Problem requirements
Copy all lines containing the string "Personal" from the records below.

Interface dataset entries:
============

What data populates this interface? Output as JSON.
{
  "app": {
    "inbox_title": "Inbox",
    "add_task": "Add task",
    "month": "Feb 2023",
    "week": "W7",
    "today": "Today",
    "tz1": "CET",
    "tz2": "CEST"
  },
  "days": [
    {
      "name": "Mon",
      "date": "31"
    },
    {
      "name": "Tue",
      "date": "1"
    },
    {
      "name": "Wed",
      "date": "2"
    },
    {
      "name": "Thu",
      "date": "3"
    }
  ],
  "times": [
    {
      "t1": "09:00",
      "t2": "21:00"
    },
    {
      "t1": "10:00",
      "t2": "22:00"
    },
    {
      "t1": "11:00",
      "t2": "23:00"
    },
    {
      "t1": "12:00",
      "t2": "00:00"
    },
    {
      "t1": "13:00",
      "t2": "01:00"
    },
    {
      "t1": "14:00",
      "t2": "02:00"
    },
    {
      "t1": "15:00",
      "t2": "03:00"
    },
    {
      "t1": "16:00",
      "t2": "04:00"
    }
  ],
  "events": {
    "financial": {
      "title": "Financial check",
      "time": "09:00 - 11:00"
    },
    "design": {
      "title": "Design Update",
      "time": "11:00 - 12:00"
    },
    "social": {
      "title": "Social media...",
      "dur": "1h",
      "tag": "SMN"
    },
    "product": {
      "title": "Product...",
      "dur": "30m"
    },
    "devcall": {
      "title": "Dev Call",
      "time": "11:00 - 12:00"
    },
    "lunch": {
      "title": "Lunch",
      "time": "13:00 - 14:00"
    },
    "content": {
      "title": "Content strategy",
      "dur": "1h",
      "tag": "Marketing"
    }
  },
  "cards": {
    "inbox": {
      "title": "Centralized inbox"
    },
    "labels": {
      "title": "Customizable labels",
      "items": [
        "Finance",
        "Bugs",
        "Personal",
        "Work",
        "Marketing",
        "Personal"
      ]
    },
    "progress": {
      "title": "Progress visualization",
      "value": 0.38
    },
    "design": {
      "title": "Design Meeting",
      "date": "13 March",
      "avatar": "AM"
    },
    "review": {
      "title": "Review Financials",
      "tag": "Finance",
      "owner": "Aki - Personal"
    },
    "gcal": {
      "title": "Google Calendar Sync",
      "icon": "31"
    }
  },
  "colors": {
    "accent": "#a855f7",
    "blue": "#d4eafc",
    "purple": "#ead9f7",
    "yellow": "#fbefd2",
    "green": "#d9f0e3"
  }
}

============

Response area
        "Personal",
        "Personal"
      "owner": "Aki - Personal"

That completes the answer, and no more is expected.